◆ **ASSIGNMENT**:
This exercise calls for all the entries that follow to be set down exactly, without their images.

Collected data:
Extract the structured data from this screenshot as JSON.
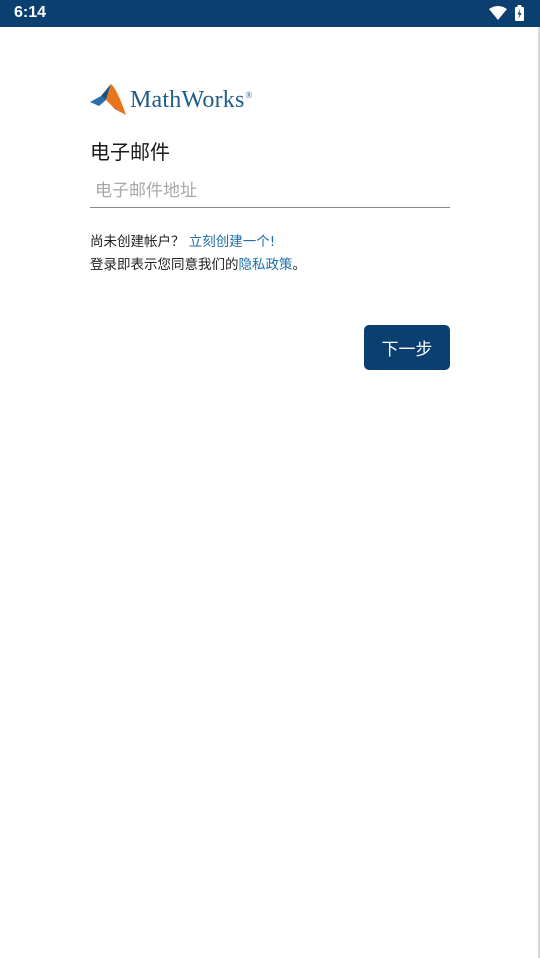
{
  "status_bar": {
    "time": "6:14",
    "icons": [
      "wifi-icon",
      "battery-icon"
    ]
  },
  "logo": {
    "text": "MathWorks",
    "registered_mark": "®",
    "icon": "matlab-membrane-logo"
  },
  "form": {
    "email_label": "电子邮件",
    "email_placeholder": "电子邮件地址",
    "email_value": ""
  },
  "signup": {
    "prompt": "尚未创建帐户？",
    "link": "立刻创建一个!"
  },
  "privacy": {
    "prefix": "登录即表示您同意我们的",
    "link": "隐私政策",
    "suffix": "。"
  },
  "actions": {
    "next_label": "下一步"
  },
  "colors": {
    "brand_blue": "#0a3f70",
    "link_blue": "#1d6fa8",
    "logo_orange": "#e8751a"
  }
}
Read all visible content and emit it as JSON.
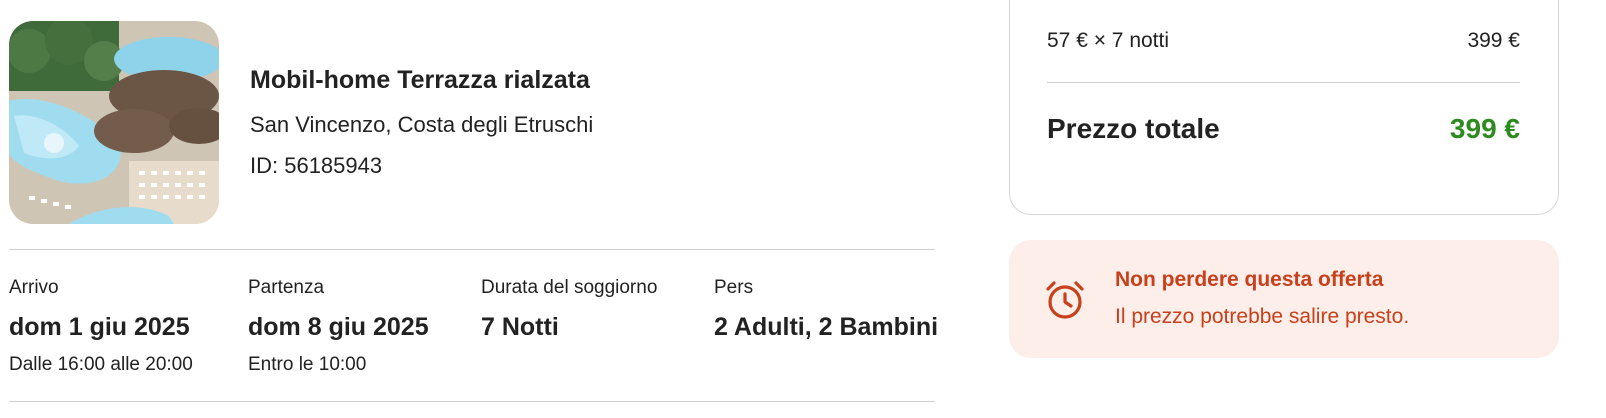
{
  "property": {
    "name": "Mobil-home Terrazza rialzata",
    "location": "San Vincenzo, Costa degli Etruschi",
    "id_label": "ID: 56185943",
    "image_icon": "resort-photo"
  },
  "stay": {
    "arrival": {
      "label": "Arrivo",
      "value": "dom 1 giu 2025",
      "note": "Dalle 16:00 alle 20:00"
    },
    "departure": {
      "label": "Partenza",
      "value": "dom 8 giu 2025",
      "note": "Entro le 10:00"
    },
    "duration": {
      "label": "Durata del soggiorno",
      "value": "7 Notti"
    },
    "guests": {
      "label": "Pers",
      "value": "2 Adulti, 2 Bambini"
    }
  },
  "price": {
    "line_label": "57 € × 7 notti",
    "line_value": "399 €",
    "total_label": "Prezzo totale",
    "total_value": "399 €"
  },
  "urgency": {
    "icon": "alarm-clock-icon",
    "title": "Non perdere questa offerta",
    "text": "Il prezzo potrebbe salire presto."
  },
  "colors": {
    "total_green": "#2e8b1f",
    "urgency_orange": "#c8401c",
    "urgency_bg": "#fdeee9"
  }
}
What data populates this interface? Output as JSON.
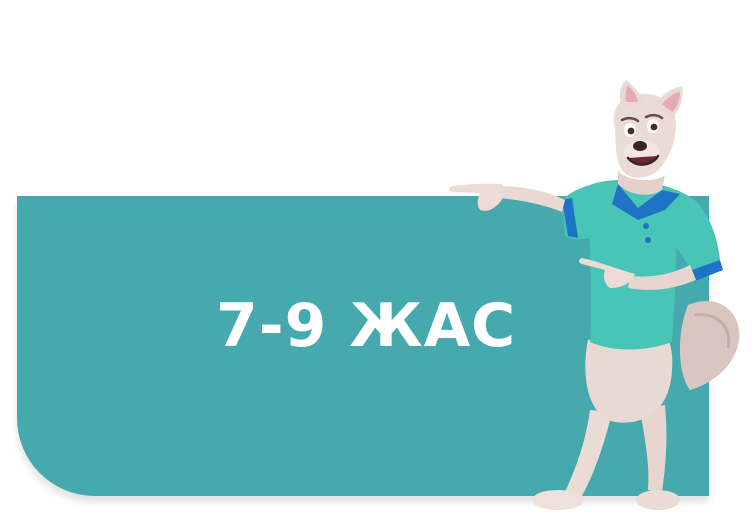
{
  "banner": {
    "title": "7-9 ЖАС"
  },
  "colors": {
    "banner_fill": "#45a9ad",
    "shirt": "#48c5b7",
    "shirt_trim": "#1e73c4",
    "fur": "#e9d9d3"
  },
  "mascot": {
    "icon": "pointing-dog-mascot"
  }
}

◆ **YOUR RESPONSE**:
Extract the structured data from this screenshot as JSON.
{
  "status_bar": {
    "time": "6:14",
    "icons": [
      "wifi-icon",
      "battery-icon"
    ]
  },
  "logo": {
    "text": "MathWorks",
    "registered_mark": "®",
    "icon": "matlab-membrane-logo"
  },
  "form": {
    "email_label": "电子邮件",
    "email_placeholder": "电子邮件地址",
    "email_value": ""
  },
  "signup": {
    "prompt": "尚未创建帐户？",
    "link": "立刻创建一个!"
  },
  "privacy": {
    "prefix": "登录即表示您同意我们的",
    "link": "隐私政策",
    "suffix": "。"
  },
  "actions": {
    "next_label": "下一步"
  },
  "colors": {
    "brand_blue": "#0a3f70",
    "link_blue": "#1d6fa8",
    "logo_orange": "#e8751a"
  }
}
Read all visible content and emit it as JSON.
{
  "property": {
    "name": "Mobil-home Terrazza rialzata",
    "location": "San Vincenzo, Costa degli Etruschi",
    "id_label": "ID: 56185943",
    "image_icon": "resort-photo"
  },
  "stay": {
    "arrival": {
      "label": "Arrivo",
      "value": "dom 1 giu 2025",
      "note": "Dalle 16:00 alle 20:00"
    },
    "departure": {
      "label": "Partenza",
      "value": "dom 8 giu 2025",
      "note": "Entro le 10:00"
    },
    "duration": {
      "label": "Durata del soggiorno",
      "value": "7 Notti"
    },
    "guests": {
      "label": "Pers",
      "value": "2 Adulti, 2 Bambini"
    }
  },
  "price": {
    "line_label": "57 € × 7 notti",
    "line_value": "399 €",
    "total_label": "Prezzo totale",
    "total_value": "399 €"
  },
  "urgency": {
    "icon": "alarm-clock-icon",
    "title": "Non perdere questa offerta",
    "text": "Il prezzo potrebbe salire presto."
  },
  "colors": {
    "total_green": "#2e8b1f",
    "urgency_orange": "#c8401c",
    "urgency_bg": "#fdeee9"
  }
}
What data populates this interface? Output as JSON.
{
  "banner": {
    "title": "7-9 ЖАС"
  },
  "colors": {
    "banner_fill": "#45a9ad",
    "shirt": "#48c5b7",
    "shirt_trim": "#1e73c4",
    "fur": "#e9d9d3"
  },
  "mascot": {
    "icon": "pointing-dog-mascot"
  }
}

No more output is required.